Loch Leven Castle


“Where do you live?” The man selling tickets asked me.

“Well, I’m from here but I live in the U.S. now.”

“It’s just where you live that matters,” he said, ticking the box for United States. I felt crushed: I’m not Scottish enough anymore?

I went outside to wait for the boat to take me over to Loch Leven Castle. A small boat cruised up to the jetty and the ticket seller came running out of the office to make sure I didn’t get on it.

“That’s no yours! That’s just for the grass cutter.”

I watched as one of the lads standing on the jetty jumped into the lawnmower and drove it on to the tiny boat. It shuddered and looked close to capsizing before getting the thumbs up from the rest of the lads and taking off across the glass-like loch.

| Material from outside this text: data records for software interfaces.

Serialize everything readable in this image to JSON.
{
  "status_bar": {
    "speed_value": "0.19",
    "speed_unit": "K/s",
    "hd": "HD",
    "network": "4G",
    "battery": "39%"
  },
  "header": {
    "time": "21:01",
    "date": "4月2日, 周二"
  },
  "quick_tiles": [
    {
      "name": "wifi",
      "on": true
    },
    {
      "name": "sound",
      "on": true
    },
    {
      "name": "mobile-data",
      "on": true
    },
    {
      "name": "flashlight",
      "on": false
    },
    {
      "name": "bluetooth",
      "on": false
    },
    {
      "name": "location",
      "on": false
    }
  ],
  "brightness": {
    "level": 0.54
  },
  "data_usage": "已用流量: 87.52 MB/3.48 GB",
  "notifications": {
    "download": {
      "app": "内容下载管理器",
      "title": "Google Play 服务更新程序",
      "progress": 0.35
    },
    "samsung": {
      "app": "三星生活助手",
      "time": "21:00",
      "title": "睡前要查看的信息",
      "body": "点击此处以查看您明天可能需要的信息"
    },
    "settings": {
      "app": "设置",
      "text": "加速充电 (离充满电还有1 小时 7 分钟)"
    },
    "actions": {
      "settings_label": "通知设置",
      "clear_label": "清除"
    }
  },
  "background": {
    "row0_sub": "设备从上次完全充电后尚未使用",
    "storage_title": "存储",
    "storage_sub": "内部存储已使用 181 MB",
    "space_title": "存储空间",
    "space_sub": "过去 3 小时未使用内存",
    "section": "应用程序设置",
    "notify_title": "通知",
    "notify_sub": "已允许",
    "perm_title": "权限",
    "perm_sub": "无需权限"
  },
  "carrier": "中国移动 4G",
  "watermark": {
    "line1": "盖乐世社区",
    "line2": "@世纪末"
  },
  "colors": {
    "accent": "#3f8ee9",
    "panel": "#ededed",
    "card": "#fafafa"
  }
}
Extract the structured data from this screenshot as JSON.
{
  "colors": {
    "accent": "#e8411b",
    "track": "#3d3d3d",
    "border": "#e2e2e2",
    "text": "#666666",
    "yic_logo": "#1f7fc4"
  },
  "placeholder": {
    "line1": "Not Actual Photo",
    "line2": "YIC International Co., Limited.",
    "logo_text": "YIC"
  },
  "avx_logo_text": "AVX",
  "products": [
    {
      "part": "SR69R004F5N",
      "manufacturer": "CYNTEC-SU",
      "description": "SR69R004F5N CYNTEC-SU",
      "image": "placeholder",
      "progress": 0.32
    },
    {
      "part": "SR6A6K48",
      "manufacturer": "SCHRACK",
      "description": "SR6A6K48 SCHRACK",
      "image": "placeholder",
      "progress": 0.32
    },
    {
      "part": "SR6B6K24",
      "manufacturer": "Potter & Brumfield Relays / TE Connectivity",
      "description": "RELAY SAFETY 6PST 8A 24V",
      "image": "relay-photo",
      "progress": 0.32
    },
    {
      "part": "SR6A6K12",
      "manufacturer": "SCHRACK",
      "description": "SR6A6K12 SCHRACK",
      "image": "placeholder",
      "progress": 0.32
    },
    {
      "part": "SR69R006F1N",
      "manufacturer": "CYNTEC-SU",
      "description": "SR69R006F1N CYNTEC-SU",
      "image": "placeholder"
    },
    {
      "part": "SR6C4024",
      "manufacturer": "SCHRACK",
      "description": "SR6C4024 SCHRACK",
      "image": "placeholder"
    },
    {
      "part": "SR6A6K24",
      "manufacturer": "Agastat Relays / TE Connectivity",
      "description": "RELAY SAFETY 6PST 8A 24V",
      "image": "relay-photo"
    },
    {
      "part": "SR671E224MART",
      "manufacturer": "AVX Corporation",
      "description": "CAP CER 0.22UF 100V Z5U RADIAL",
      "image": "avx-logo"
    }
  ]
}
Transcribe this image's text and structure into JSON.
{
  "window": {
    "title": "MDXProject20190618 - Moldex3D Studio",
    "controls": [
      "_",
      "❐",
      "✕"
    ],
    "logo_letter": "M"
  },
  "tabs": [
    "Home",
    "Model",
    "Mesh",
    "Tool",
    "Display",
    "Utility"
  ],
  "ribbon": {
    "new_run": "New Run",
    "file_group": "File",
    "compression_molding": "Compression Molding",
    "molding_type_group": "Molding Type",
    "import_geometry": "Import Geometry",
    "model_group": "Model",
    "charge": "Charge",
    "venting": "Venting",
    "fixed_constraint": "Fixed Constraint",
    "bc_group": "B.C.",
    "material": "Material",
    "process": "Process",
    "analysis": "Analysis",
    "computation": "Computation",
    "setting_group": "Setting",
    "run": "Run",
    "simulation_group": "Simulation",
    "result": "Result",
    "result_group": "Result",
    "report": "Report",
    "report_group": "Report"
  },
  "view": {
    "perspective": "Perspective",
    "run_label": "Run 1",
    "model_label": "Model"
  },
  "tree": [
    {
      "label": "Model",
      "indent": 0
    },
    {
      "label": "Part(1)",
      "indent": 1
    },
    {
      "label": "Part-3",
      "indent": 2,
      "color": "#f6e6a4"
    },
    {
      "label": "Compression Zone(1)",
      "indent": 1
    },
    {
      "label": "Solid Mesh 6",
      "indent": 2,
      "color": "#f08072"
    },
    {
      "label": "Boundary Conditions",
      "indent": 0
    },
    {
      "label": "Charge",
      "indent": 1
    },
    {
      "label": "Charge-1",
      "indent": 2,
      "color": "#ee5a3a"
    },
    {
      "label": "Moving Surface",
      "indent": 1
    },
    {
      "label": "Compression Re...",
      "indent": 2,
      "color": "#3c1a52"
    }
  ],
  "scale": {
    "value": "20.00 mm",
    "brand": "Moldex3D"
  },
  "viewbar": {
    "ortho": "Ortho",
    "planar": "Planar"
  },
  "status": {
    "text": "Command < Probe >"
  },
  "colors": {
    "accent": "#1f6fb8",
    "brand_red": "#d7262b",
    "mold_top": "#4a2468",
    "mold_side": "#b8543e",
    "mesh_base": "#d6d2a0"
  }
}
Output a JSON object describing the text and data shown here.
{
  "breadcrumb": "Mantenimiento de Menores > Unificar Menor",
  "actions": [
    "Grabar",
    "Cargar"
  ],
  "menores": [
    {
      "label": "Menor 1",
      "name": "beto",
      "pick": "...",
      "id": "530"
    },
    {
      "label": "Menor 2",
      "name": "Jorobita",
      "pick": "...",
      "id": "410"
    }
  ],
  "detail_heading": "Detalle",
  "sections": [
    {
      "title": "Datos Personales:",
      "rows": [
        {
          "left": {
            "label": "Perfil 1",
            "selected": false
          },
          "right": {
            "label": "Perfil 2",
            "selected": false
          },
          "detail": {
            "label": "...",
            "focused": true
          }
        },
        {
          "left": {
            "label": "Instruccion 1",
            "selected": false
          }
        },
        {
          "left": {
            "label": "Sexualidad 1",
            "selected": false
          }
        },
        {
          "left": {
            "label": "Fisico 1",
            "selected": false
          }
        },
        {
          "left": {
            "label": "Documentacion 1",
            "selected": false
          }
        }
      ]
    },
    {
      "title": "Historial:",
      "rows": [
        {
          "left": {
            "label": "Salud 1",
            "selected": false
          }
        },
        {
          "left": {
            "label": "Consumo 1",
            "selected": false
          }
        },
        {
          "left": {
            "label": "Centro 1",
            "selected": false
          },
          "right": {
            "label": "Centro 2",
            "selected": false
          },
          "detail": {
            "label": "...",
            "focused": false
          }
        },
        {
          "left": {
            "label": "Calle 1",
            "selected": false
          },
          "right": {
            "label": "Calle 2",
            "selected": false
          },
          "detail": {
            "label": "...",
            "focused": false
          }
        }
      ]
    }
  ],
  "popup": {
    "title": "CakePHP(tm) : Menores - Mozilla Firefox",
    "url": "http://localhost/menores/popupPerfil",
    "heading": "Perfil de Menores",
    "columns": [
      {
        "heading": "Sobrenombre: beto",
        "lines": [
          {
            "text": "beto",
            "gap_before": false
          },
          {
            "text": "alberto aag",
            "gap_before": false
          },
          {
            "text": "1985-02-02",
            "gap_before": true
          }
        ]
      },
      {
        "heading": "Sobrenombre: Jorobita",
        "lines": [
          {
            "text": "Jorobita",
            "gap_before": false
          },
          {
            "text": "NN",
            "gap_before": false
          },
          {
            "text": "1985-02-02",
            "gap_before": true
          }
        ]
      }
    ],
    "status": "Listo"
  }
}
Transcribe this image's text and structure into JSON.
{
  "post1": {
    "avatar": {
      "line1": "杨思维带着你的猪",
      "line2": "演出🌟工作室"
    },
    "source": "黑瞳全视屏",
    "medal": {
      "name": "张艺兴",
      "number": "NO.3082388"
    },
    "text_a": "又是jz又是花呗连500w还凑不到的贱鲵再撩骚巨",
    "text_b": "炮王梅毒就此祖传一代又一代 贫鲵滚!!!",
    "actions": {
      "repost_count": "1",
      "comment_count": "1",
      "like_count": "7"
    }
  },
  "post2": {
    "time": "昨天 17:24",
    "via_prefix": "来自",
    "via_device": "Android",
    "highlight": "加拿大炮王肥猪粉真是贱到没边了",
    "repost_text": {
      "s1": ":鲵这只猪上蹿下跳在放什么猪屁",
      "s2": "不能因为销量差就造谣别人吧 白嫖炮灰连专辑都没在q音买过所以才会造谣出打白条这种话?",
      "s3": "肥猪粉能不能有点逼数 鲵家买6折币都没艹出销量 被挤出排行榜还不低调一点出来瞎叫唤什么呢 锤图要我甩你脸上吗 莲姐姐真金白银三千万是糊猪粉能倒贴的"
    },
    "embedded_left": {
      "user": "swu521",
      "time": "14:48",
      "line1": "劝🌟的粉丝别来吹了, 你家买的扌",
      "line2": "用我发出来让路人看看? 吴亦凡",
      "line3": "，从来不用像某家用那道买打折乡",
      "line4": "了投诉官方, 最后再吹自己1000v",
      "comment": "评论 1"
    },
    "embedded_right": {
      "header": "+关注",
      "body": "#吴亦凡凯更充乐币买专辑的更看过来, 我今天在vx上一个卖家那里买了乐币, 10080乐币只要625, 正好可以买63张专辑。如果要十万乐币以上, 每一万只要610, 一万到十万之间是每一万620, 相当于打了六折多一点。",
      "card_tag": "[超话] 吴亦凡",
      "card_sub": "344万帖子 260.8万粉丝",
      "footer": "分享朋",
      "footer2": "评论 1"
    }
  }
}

My boat came along after, with a cheerful, rosy-cheeked skipper. I boarded carefully and edged up against a group of kids. The boat slipped along the surface of the loch; the reflection of the mountains in sharp focus along the water.

It took only a couple of minutes to get from the mainland to the castle, which used to almost entirely take up the island, but Mary, Queen of Scots didn’t have it so easy.

Mary was imprisoned in the castle for 11 months from 1567-68, during which time she was forced to abdicate her throne to her infant son and miscarried twins she had conceived with the Earl of Bothwell. She only managed to escape by so charming the teenage relative of her gaoler that he stole the keys and found her a boat to row her over to the mainland, locking the gate behind him and tossing the keys into the loch—they were found hundreds of years later.

There’s not much left of the castle now, a ruined tower that you can climb up; a few dark cellars that I was too nervous to go down into, and a couple of signposted piles of rubble pointing out various rooms.

Aside from the buzz of the lawnmower, safely arrived at its destination, the tiny island was silent, allowing my thoughts to settle on Mary, our tragic Queen. Her escape wasn’t the end: she was to spend 19 years in custody in various English castles, before being executed in 1587.

There’s not a whole lot to do at Loch Leven Castle, besides thinking about Mary and gazing out across the loch as she herself must have done, hoping for a better future. I strolled up to the jetty and waited for another boat to take me back. I was on my own in this one…apart from the ghosts.

Edinburgh Nights


Back in the day, Edinburgh was ours. Last night—our first night out in the city for many years—we saw how far Edinburgh had slipped out of our grasp.

We made our way up through the bars of Broughton Street—this one, too busy; that one, not busy enough—picking out a few familiar faces along the way. We worked our way up to the one we could depend on, opposite the club that used to be called Honeycomb and up from where Wilkie House was, before it burned to the ground.

I have such a strong attachment to this bar that my heart crumpled at the scene it had changed into: hens, stags, chavs (of course I’m a snob and precious for saying so). Louise and I sat sulking in the corner. What happened? This wasn’t what we wanted. I couldn’t pretend not to understand that what I had wanted was to resurrect a ghost. Was it just the bar, or had everything changed?

Across the street to the club that used to be Honeycomb, now called Cabaret Voltaire, Louise and I moaned to the bouncers—at least they were the same. “The people that used to go there have all gone to another place now, down on Candlewick Row,” they told us, agreeing in distaste about the new scene. We lingered for a moment, thinking whether or not to head down to the new place, still chasing ghosts, when the DJ spotted us outside: another familiar face, the pieces of ‘our’ Edinburgh were slowly starting to take form.

We descended into the basement to a sweaty, strobe-lit, banging club. It wasn’t our club—though half of the DJs were the same, just under a new name—but when Underworld’s Cowgirl came on, for five minutes I was back there: late nineties, young and filled with lust for the city.

The moment passed and we were back where we were. Saying our brief goodbyes—for how long? Another ten years?—we left. If I hadn’t have left Edinburgh back then, I wouldn’t have felt the disappointment so sharply. But really, how could I have stayed? I realized that though I was wishing places to stay the same, I always kept moving so that I wouldn’t.